Recorded data:
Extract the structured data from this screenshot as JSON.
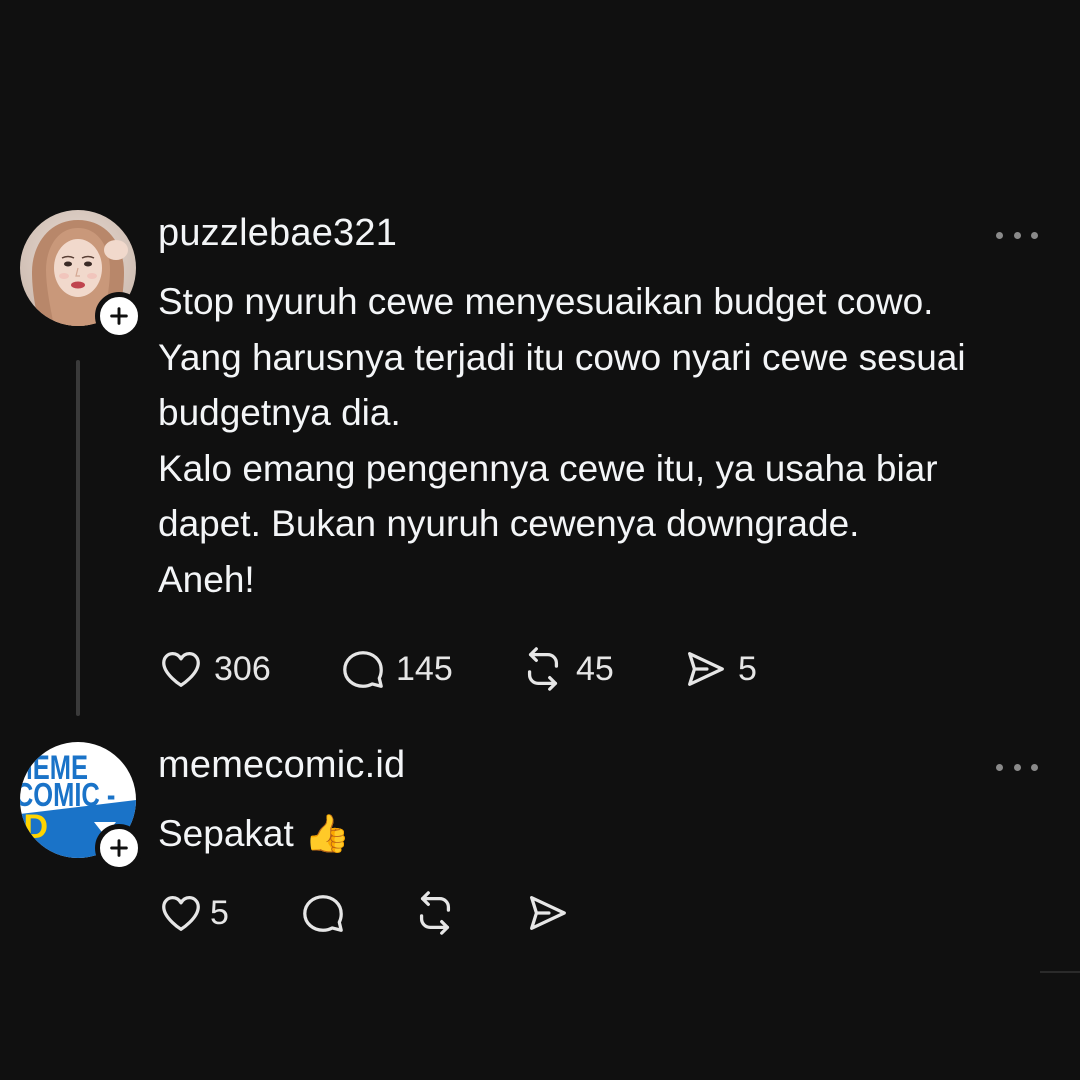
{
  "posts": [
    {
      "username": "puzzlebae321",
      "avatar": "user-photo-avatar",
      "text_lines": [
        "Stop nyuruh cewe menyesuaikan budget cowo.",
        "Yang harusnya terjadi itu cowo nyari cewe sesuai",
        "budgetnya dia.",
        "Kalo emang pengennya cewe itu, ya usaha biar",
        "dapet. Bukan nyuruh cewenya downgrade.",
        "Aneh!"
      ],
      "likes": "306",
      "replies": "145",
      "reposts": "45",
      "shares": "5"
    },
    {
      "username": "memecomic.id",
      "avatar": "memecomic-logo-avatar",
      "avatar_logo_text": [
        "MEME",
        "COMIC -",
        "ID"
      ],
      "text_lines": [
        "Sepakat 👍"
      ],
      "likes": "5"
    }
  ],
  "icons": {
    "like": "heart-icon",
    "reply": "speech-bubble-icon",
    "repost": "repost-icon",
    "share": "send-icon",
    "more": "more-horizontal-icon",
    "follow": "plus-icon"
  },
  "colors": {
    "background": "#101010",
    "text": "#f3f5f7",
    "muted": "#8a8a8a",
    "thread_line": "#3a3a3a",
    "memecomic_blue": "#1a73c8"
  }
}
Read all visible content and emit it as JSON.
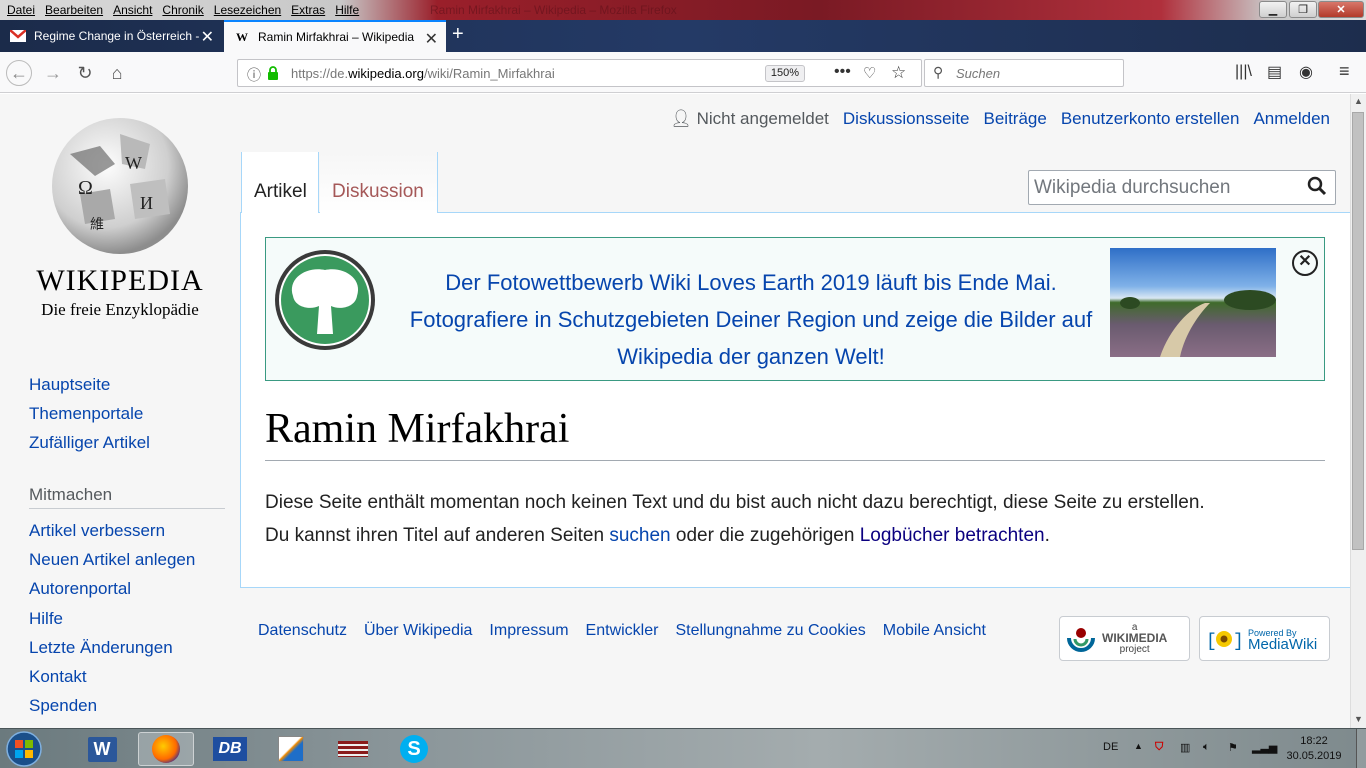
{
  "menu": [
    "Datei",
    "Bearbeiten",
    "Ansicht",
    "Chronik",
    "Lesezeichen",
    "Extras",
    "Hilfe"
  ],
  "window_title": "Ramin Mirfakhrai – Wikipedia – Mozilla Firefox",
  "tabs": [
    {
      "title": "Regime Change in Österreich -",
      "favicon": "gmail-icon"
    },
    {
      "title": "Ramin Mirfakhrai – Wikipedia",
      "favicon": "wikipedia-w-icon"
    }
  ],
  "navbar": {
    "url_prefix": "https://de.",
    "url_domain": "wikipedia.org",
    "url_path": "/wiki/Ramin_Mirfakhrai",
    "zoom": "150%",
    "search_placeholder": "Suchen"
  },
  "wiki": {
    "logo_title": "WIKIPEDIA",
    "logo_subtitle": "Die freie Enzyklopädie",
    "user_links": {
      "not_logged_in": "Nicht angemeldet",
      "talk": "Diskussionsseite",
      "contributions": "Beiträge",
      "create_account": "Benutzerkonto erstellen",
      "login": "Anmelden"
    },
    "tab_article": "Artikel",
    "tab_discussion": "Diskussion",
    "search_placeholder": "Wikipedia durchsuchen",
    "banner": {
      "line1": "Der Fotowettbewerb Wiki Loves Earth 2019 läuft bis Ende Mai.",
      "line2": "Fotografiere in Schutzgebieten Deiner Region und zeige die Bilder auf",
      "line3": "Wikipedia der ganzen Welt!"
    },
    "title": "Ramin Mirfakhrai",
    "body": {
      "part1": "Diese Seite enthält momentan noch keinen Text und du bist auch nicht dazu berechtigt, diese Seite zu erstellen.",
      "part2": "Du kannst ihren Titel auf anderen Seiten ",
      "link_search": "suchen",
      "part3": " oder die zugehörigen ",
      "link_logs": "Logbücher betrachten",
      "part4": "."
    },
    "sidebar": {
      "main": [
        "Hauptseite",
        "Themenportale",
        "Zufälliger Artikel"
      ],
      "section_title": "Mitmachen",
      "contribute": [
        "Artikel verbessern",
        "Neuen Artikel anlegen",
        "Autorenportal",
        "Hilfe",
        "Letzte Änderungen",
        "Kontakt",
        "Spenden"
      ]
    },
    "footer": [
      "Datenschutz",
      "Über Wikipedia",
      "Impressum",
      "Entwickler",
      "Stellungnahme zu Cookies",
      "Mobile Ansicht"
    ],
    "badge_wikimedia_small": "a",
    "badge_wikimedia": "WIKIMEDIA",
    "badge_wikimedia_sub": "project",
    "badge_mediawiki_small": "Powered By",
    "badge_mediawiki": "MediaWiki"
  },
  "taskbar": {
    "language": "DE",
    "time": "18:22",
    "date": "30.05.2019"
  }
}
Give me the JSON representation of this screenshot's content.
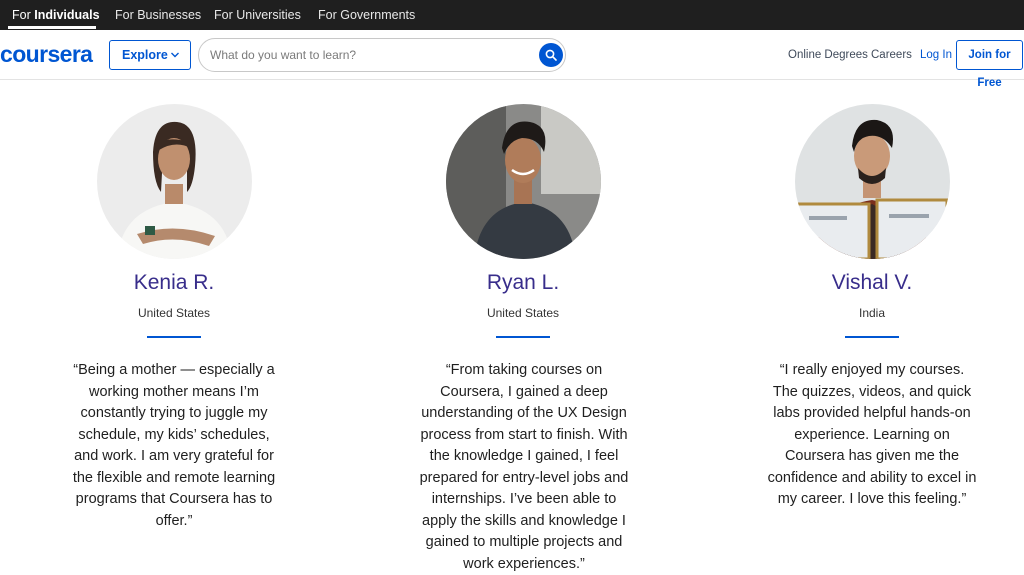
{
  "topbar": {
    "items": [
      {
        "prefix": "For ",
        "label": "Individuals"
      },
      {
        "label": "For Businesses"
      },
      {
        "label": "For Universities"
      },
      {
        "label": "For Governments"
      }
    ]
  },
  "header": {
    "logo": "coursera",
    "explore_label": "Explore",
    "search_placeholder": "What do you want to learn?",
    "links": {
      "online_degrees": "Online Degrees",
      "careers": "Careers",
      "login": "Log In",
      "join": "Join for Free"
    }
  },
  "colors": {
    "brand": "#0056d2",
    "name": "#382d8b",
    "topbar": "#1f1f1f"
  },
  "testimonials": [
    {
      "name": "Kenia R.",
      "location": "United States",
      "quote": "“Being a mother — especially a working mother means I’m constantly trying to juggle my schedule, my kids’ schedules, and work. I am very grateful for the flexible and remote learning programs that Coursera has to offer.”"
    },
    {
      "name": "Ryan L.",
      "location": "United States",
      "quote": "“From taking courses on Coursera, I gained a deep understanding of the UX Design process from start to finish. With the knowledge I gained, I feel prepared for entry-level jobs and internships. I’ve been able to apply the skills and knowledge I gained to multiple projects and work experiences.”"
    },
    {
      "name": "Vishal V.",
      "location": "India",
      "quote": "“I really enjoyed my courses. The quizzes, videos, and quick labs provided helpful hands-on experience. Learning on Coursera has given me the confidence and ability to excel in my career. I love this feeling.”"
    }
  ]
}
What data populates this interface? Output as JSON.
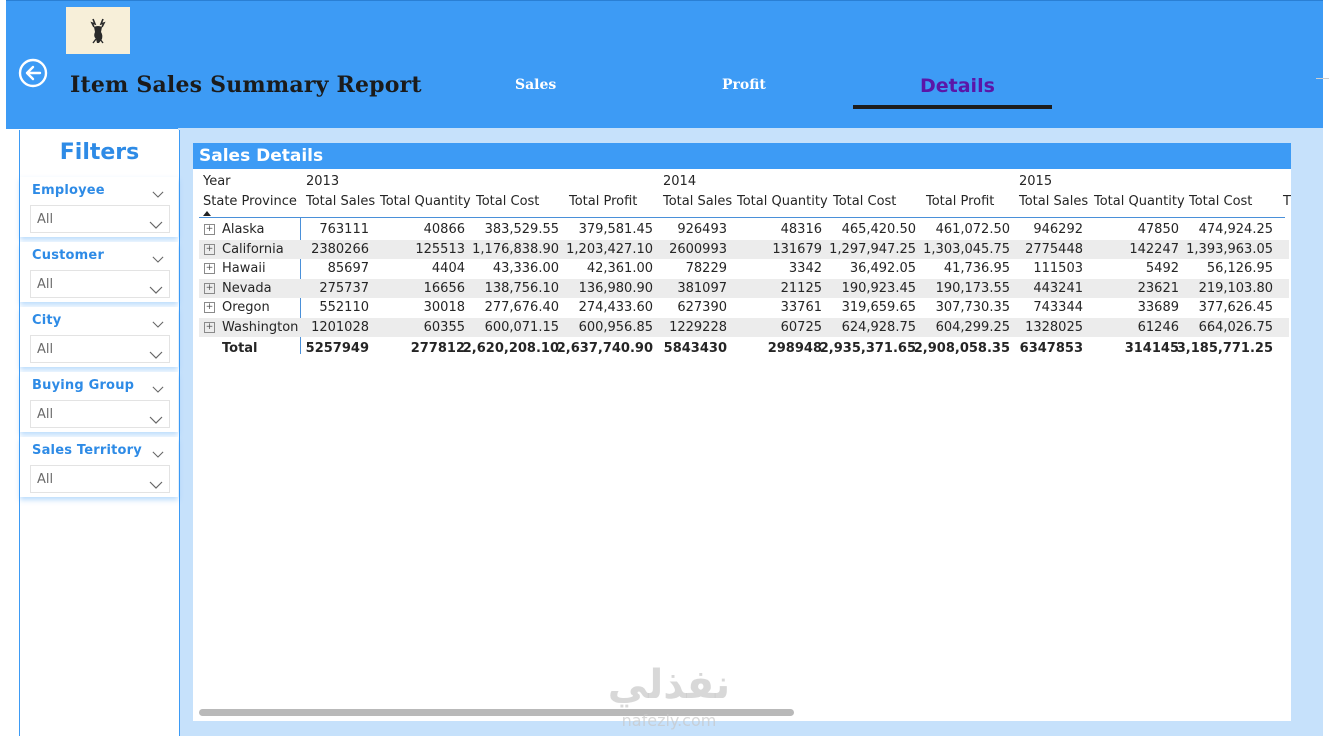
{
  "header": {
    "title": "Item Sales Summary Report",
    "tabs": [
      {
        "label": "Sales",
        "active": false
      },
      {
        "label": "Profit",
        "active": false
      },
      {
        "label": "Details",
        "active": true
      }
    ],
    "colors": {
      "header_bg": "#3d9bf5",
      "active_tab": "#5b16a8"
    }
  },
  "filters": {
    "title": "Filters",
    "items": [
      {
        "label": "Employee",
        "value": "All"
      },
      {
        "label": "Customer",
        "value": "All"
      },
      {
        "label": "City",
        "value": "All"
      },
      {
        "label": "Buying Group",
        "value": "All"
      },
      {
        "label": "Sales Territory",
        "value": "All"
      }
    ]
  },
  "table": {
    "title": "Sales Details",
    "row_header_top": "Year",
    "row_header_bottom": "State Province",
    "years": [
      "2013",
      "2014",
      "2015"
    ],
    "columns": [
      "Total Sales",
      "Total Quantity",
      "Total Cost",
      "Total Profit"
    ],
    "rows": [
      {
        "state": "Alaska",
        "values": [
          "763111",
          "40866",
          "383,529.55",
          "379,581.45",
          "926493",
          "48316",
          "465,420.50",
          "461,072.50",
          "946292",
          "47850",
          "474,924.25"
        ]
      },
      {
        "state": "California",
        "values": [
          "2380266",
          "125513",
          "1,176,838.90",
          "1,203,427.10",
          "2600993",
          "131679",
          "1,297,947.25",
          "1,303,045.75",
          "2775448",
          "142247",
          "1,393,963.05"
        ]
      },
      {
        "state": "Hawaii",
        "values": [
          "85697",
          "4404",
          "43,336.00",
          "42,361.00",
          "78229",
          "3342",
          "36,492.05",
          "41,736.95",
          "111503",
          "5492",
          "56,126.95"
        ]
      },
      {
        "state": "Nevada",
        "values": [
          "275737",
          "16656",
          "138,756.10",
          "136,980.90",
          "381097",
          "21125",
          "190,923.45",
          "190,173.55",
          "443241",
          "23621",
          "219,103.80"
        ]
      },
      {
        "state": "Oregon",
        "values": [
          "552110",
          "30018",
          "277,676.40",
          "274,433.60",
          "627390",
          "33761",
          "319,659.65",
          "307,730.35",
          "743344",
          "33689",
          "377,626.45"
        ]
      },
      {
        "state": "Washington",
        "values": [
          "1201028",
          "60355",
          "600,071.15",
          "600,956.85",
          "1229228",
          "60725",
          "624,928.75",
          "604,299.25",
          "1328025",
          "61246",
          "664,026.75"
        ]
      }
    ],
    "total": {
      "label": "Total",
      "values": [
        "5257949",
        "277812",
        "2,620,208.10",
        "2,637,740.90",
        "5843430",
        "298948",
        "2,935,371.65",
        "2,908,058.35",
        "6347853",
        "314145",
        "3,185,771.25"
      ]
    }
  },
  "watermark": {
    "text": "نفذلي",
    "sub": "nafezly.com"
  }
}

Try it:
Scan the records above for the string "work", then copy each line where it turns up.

Task output:
      "quote": "“Being a mother — especially a working mother means I’m constantly trying to juggle my schedule, my kids’ schedules, and work. I am very grateful for the flexible and remote learning programs that Coursera has to offer.”"
      "quote": "“From taking courses on Coursera, I gained a deep understanding of the UX Design process from start to finish. With the knowledge I gained, I feel prepared for entry-level jobs and internships. I’ve been able to apply the skills and knowledge I gained to multiple projects and work experiences.”"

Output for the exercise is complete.